The last time I left London was to see David Le Page and his merry band Orchestra of the Swan record Tartini’s Devil’s Trill.
It was my first trip out for nearly three months. It felt like an expedition heading out on the Greater Anglia to Harlow. Another country. I took my Brompton, perhaps a little naively believing I could easily pedal my way from Harlow Town train station to the community centre where Le Page and the production team filming the eclectic selection of music were holed up for the day.
Harlow seemed – like any other UK destination I imagine – deserted. A town constructed, seemingly waiting for its population. Eery.
Once I’d arrived at my destination, I folded up my bike and hobbled uncomfortably inside. The first time on my bike in months had resulted in an unexpected back injury when I’d reached down to the front wheel to reposition the mudguard. That was at Lewisham. The rest of the afternoon had then looked set to be a rather awkward experience. And, on arrival in Harlow, it appeared it was going to be exactly that.
Inside, the community centre had been taken over by TV-people. People hung around in corridors, masked, earnestly those not already inside the makeshift studio to keep quiet and, importantly, keep your distance.
When a suitable break in proceedings presented itself, me and the lovely Nicky were invited inside. A narrow corridor presented itself inside the doors. Urgent looks exchanged; tiptoe stance adopted. Down the narrow makeshift curtain-lined corridor both us of went before we arrived at what in TV terms would be described as ‘the gallery’ – a small group of socially-distanced dimly-let production staff sat at makeshift tables one keeping a close eye on sound levels, another methodically transferring data from SD card to hard drive.
Nicky and I took up position at the far end, me taking up the prime spot where a gap in the curtain revealed violinist David Le Page. I sat down cautiously, smiling pathetically through my mask in response to the mask. I had come to Harlow to watch through a crack in a curtain one musician perform. This is the cost of COVID. This is the closest I can get to live music.
I pointed out to my chaperone that none of this was a problem. This is the story, after all. This is what rams the point home.
Le Page’s vision, realised in collaboration with the musicians he knows and manifest in The Interpretation of Dreams, is the pinnacle of what can be achieved artistically and technically in the digital medium. Carefully curated storytelling articulated through the curation of an eclectic mix of musical styles and linking prose voiced by an actor. It’s basically Radio 3’s Words and Music but better, and in vision and (assuming you’ve got a Connnected TV) on your TV too. An hour-long TV programme featuring skilled musicians playing a mix of classical and jazz.
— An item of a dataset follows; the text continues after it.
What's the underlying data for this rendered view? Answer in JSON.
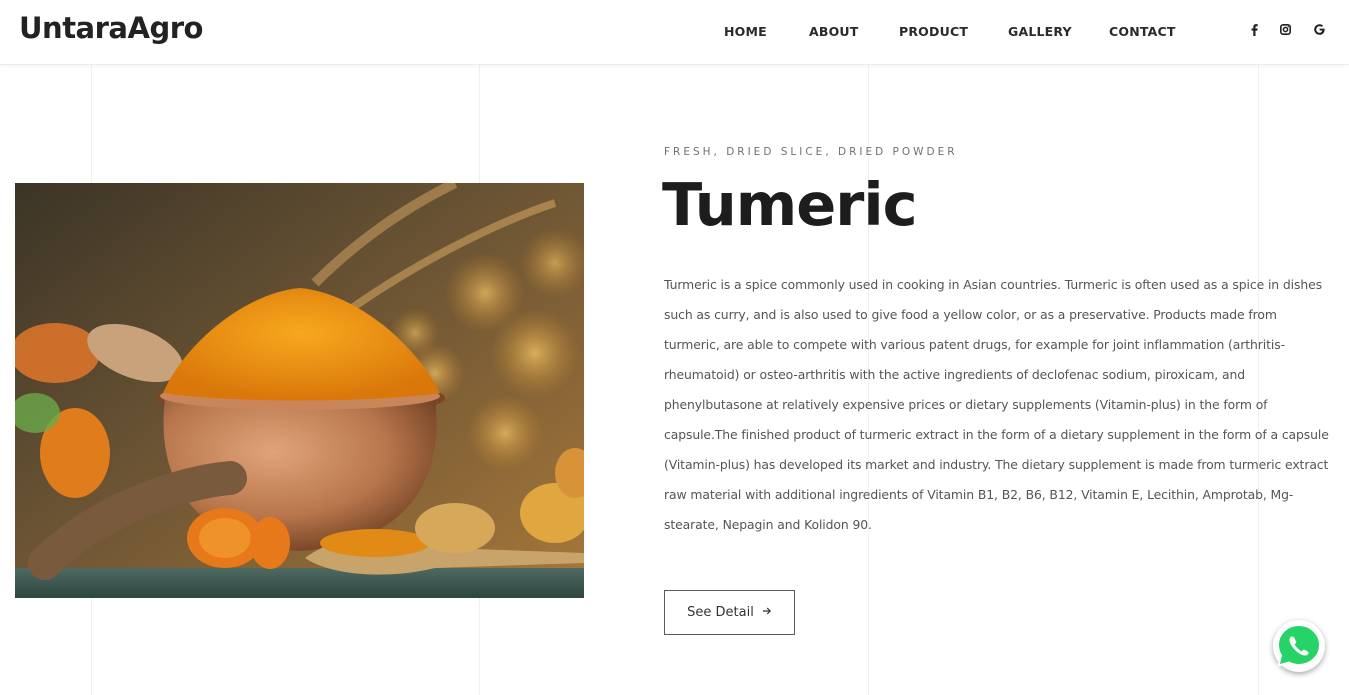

It’s taken a pandemic to empower a subsection of the classical music world to create the content they’ve long wanted to see on their screens. And now it is. £10 a ticket. The Interpretation of Dreams is available now.
|From Monday 29 March 2021, 20:00|
The Interpretation of Dreams – Night Owl Digital Concert
Arvo Pärt Fratres
Tartini ‘Devil’s Trill’ Violin Sonata in G minor, 1st movement
Messiaen Quatuor pour la fin du temps, 1st movement
The Chordettes Mr Sandman
Vittorio Monti Csárdás
Ignacio Cervantes Ilusiones Perdidas
Liszt Nuages gris
Angelo Badalamenti Audrey’s Dance
With words by Sigmund Freud, Lewis Carroll, Ursula K. Le Guin, Franz Kafka, Daniel Love, Stanisław Lem, Lola Ridge & William Burroughs
Lana Williams dancer
David Acton narrator